= Work order =
Count the lines below that include the word "Task", then give that number and no other words.

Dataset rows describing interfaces
>>>

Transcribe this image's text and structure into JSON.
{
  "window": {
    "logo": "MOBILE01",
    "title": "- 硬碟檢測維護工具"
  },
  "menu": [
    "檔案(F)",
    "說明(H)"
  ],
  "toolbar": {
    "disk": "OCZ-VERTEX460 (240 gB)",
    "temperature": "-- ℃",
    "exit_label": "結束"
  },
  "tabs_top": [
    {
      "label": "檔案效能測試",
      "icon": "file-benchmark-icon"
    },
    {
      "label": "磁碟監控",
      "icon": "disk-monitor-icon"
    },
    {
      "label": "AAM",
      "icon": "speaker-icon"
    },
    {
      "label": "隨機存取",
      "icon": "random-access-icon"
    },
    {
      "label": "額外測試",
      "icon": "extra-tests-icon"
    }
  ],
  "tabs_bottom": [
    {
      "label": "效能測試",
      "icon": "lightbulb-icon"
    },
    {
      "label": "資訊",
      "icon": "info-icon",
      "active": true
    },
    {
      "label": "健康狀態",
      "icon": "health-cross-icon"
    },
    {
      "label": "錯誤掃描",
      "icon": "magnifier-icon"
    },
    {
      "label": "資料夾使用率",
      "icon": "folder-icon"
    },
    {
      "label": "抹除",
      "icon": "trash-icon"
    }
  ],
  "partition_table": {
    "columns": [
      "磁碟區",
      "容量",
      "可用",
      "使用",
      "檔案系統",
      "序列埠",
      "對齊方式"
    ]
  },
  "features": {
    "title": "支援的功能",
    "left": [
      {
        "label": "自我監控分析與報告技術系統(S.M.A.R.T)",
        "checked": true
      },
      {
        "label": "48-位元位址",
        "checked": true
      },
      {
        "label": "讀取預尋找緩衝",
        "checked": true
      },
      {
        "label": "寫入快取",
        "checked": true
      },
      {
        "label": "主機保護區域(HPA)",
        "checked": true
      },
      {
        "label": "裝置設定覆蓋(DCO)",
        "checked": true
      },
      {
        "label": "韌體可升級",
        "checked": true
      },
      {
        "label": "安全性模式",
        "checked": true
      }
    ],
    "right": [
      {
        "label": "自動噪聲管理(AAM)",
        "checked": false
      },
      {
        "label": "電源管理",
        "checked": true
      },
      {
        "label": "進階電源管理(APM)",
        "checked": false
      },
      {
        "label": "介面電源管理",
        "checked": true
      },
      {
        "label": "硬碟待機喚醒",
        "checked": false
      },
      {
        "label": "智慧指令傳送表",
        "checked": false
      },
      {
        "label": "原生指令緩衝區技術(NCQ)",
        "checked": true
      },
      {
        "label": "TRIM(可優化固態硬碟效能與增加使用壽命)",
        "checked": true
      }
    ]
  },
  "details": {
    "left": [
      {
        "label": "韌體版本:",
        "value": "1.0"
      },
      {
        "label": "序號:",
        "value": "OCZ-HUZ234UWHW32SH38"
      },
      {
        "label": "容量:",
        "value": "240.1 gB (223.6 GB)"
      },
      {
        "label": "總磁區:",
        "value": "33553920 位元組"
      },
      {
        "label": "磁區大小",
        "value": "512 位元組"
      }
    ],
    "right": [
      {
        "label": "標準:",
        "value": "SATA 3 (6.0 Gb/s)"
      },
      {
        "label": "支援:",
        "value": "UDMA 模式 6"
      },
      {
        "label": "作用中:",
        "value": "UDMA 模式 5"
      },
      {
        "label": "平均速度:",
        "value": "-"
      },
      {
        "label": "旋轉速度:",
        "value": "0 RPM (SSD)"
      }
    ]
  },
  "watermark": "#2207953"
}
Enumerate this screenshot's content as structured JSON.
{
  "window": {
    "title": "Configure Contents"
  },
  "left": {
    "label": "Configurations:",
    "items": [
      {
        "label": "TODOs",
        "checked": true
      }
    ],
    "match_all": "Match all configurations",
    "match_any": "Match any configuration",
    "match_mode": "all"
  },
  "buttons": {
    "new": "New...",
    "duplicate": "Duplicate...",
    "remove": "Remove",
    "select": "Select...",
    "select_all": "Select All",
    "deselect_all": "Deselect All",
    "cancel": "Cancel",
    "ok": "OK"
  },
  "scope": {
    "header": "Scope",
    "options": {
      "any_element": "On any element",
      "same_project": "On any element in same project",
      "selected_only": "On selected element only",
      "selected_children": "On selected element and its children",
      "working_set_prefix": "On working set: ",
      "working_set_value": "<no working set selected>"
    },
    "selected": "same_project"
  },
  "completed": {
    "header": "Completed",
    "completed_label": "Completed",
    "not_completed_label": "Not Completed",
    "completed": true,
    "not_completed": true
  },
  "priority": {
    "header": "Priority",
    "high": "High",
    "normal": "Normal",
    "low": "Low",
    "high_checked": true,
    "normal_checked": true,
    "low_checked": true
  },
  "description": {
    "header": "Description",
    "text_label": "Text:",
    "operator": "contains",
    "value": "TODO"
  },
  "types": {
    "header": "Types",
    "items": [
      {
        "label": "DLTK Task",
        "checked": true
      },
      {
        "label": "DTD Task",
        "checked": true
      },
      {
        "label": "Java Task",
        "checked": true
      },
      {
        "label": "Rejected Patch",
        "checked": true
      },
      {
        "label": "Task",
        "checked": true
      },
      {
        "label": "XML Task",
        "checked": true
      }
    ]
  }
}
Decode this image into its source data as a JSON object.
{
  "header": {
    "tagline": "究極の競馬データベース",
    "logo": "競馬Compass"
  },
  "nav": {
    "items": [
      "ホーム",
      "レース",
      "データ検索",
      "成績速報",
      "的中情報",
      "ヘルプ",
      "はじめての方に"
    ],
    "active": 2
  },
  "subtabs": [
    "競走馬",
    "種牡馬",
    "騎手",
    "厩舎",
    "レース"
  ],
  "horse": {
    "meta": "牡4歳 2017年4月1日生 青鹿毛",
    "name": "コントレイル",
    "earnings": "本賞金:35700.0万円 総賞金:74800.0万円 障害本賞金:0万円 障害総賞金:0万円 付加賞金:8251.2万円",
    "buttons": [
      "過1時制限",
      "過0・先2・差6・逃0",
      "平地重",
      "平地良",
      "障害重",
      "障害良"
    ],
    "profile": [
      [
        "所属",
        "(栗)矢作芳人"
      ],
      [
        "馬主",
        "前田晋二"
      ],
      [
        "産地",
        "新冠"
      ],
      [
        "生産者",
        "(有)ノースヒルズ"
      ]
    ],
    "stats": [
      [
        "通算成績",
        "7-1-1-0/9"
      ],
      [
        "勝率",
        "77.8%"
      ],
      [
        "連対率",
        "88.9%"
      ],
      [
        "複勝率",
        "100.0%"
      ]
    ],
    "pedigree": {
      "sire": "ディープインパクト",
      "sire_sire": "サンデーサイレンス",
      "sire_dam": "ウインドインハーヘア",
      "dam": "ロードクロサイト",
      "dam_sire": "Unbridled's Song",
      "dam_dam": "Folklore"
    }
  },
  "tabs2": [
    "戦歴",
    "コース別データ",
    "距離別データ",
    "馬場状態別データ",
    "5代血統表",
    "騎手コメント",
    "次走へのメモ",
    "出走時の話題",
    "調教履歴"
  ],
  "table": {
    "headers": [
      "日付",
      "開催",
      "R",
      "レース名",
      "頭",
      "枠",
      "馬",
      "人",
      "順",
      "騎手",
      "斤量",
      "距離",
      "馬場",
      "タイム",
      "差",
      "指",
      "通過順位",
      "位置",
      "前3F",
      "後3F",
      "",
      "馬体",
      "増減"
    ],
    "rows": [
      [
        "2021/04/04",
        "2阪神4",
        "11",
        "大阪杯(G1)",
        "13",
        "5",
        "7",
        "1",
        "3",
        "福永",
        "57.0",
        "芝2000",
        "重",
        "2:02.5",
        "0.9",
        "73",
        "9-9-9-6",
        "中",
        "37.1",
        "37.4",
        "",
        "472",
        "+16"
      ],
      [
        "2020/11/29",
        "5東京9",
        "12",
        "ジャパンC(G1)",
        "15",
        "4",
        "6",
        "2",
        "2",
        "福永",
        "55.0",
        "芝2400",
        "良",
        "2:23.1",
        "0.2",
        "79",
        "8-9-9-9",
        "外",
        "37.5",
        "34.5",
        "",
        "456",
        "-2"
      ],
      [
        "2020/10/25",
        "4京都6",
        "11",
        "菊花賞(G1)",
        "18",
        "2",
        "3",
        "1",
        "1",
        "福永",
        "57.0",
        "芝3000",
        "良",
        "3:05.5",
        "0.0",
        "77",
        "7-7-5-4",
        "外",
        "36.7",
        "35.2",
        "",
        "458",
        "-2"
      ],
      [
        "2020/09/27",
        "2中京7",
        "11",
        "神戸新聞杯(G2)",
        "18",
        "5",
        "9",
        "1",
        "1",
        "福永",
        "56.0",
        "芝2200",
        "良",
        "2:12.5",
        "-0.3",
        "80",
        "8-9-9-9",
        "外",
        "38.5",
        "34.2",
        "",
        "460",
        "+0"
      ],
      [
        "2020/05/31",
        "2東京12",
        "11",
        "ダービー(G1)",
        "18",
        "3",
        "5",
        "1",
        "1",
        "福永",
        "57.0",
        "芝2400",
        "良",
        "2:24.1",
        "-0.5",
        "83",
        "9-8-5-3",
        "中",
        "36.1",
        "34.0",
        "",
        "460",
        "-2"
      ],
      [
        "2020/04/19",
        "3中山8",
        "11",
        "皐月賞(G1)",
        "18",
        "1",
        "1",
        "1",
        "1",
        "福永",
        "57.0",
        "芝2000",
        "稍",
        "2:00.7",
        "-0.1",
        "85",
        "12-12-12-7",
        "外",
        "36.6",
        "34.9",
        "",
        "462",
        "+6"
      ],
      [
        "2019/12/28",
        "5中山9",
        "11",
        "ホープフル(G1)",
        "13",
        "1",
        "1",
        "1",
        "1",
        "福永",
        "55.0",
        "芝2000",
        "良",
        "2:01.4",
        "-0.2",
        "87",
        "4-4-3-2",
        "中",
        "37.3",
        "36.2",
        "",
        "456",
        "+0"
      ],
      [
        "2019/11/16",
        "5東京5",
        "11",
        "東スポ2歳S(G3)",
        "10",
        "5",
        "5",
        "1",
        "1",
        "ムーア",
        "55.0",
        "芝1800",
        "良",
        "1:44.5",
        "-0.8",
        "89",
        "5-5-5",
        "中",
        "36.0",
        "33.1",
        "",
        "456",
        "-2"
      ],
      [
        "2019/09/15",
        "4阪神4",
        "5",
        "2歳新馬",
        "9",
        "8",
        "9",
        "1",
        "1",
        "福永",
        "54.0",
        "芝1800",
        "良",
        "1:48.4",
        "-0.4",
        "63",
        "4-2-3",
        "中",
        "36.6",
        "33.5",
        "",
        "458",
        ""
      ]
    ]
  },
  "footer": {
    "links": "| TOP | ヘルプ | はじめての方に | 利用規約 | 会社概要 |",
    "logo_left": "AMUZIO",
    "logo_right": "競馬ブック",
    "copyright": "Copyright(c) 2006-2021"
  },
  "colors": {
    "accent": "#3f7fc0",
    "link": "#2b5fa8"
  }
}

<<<

= Answer =
5